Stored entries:

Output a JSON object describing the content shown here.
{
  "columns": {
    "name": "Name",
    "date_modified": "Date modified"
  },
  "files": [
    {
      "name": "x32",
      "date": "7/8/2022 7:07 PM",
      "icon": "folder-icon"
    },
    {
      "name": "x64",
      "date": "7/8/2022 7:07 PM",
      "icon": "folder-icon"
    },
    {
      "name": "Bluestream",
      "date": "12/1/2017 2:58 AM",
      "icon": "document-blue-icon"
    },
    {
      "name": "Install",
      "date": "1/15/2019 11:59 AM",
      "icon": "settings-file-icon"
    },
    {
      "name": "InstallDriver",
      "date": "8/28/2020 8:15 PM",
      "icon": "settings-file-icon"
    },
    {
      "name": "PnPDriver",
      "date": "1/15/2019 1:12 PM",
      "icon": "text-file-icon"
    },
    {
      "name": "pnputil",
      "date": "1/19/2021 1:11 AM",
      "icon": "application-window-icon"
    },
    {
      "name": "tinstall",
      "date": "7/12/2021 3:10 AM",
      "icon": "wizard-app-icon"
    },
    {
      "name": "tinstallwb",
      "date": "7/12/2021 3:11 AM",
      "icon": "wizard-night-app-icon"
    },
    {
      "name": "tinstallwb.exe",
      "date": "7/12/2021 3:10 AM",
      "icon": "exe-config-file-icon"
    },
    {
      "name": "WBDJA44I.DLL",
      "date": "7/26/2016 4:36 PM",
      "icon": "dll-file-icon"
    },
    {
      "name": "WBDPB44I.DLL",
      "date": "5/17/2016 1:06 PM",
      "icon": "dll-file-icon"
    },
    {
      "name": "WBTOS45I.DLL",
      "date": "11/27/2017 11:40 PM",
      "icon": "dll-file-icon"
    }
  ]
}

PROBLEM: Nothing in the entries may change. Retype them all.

RESPONSE:
Output a JSON object describing the content shown here.
{
  "columns": {
    "name": "Name",
    "date_modified": "Date modified"
  },
  "files": [
    {
      "name": "x32",
      "date": "7/8/2022 7:07 PM",
      "icon": "folder-icon"
    },
    {
      "name": "x64",
      "date": "7/8/2022 7:07 PM",
      "icon": "folder-icon"
    },
    {
      "name": "Bluestream",
      "date": "12/1/2017 2:58 AM",
      "icon": "document-blue-icon"
    },
    {
      "name": "Install",
      "date": "1/15/2019 11:59 AM",
      "icon": "settings-file-icon"
    },
    {
      "name": "InstallDriver",
      "date": "8/28/2020 8:15 PM",
      "icon": "settings-file-icon"
    },
    {
      "name": "PnPDriver",
      "date": "1/15/2019 1:12 PM",
      "icon": "text-file-icon"
    },
    {
      "name": "pnputil",
      "date": "1/19/2021 1:11 AM",
      "icon": "application-window-icon"
    },
    {
      "name": "tinstall",
      "date": "7/12/2021 3:10 AM",
      "icon": "wizard-app-icon"
    },
    {
      "name": "tinstallwb",
      "date": "7/12/2021 3:11 AM",
      "icon": "wizard-night-app-icon"
    },
    {
      "name": "tinstallwb.exe",
      "date": "7/12/2021 3:10 AM",
      "icon": "exe-config-file-icon"
    },
    {
      "name": "WBDJA44I.DLL",
      "date": "7/26/2016 4:36 PM",
      "icon": "dll-file-icon"
    },
    {
      "name": "WBDPB44I.DLL",
      "date": "5/17/2016 1:06 PM",
      "icon": "dll-file-icon"
    },
    {
      "name": "WBTOS45I.DLL",
      "date": "11/27/2017 11:40 PM",
      "icon": "dll-file-icon"
    }
  ]
}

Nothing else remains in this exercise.